Actual malice - Wikipedia

Actual malice in United States law is a legal requirement imposed upon public officials or public figures when they file suit for libel (defamatory printed communications). Compared to other individuals who are less well known to the general public, public officials and public figures are held to a higher standard for what they must prove before they may succeed in a defamation lawsuit.[1]


This term was adopted by the Supreme Court in its landmark 1964 ruling in New York Times Co. v. Sullivan,[2] in which the Warren Court held that:

The constitutional guarantees require, we think, a Federal rule that prohibits a public official from recovering damages for a defamatory falsehood relating to his official conduct unless he proves that the statement was made with 'actual malice'—that is, with knowledge that it was false or with reckless disregard of whether it was false or not.

Although defined within the context of a media defendant, the rule requiring proof of actual malice applies to all defendants including individuals.[citation needed] The standard can make it very difficult to prevail in a defamation case, even when allegations made against a public figure are unfair or are proved to be false.

Rather than being newly invented for the case, the term was a term from existing libel law. In many jurisdictions, proof of "actual malice" was required for punitive damages to be awarded or for other increased penalties. For example, Times v. Sullivan examined an existing Alabama statute that required proof of actual malice before an award of punitive damages would be permitted.[2] Since proof of the writer's malicious intentions is hard to ascertain, proof that the writer knowingly published a falsehood was generally accepted as proof of malice, under the assumption that only a malicious person would knowingly publish a falsehood. In Sullivan, the Supreme Court adopted the term and gave it constitutional significance and defined it in terms of the proof that was usual.[3]

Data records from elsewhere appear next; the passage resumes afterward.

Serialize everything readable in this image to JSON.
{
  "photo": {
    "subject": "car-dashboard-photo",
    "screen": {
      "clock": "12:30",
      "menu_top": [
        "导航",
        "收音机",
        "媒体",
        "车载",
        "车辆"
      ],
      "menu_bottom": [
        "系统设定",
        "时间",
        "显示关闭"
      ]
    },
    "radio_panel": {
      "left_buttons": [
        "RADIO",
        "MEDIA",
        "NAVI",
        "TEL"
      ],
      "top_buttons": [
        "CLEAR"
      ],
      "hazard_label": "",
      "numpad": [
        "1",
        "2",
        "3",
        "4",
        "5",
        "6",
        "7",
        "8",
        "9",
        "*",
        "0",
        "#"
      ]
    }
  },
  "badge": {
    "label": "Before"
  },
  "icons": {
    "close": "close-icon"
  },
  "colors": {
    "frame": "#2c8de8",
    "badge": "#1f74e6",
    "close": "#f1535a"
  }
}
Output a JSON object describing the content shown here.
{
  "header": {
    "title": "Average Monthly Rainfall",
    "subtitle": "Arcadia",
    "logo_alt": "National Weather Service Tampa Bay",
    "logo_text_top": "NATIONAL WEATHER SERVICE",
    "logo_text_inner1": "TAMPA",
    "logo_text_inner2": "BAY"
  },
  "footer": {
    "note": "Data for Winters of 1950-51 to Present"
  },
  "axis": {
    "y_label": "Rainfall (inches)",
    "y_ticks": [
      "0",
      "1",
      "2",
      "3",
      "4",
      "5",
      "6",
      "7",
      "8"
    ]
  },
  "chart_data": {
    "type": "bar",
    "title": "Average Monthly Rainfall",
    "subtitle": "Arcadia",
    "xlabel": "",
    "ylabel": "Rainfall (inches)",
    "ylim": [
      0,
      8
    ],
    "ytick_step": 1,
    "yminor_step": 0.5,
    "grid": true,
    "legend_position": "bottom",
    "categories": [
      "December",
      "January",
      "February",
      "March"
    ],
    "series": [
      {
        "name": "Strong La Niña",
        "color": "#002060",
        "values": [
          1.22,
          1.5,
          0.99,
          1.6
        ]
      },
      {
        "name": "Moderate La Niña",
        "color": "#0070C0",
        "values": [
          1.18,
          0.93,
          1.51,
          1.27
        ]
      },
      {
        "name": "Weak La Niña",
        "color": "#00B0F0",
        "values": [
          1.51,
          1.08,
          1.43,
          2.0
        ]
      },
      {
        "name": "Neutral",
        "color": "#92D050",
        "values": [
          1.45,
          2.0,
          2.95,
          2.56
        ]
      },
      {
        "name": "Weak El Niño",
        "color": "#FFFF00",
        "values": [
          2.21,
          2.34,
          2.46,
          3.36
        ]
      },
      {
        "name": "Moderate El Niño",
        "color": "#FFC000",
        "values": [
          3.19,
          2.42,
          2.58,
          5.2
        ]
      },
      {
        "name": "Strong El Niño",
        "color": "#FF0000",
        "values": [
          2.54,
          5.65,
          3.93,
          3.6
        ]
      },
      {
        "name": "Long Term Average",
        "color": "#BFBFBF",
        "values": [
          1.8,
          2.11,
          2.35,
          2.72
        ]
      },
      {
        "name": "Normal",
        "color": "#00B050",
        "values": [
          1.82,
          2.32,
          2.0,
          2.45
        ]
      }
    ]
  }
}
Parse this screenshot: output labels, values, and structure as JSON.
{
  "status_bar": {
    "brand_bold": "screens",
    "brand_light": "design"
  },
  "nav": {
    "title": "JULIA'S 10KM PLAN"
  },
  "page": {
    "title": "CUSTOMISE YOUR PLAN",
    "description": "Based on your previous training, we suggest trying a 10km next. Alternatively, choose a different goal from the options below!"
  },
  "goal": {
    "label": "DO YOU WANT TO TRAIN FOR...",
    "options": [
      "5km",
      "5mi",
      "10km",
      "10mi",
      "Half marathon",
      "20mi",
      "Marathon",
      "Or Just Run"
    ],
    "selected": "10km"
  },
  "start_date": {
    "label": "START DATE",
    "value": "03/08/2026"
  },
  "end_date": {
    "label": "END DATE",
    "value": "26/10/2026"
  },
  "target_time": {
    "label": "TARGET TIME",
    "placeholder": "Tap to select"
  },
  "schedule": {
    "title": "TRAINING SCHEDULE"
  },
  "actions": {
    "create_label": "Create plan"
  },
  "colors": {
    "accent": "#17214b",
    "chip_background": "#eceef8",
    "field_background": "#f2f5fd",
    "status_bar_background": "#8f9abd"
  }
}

Proof of malice[edit]

Actual malice is different from common law malice, a term that indicates spite or ill will. It may also differ from malice as defined in state libel law, as reflected in the 1983 case of Carol Burnett v. National Enquirer, Inc., although states may not define a lower threshold for defamation claims than that required by the First Amendment.[4]

The existence of actual malice may be shown in many ways, as long as the claim is properly supported by admissible evidence.[5] Malice may be proven through any competent evidence, either direct or circumstantial. All of the relevant circumstances surrounding the transaction may be shown, provided they are not too remote, including threats, other defamatory statements, subsequent statements made by the defendant, any circumstances that indicate the existence of rivalry, ill will, or hostility between the parties, and facts that tend to show a reckless disregard of the plaintiff's rights on the part of the defendant.[5]

See also[edit]


  1. ^ Walker, Eric (1993). "Defamation Law: Public Figures – Who Are They". Baylor Law Review. 45. Retrieved 11 December 2017.
  2. ^ a b "New York Times Co. v. Sullivan (1964), 376 U.S. 254, 11 L.Ed.2d 686, 84 S.Ct. 710". Google Scholar. Retrieved 11 December 2017.
  3. ^ Lewis, Anthony (1991). Make No Law: The Sullivan Case and the First Amendment. pp. 147, 148, 149, 151, 158 166–68, 172–73. ISBN 0-679-73939-4.
  4. ^ " Burnett v. National Enquirer, Inc. (1983) 144 Cal.App.3d 991, 193 Cal.Rptr. 206". Google Scholar. Retrieved 11 December 2017.
  5. ^ a b "Herbert v. Lando, 441 U.S. 153, 99 S.Ct. 1635, 60 L.Ed.2d 115 (1979)". Google Scholar. Retrieved 11 December 2017.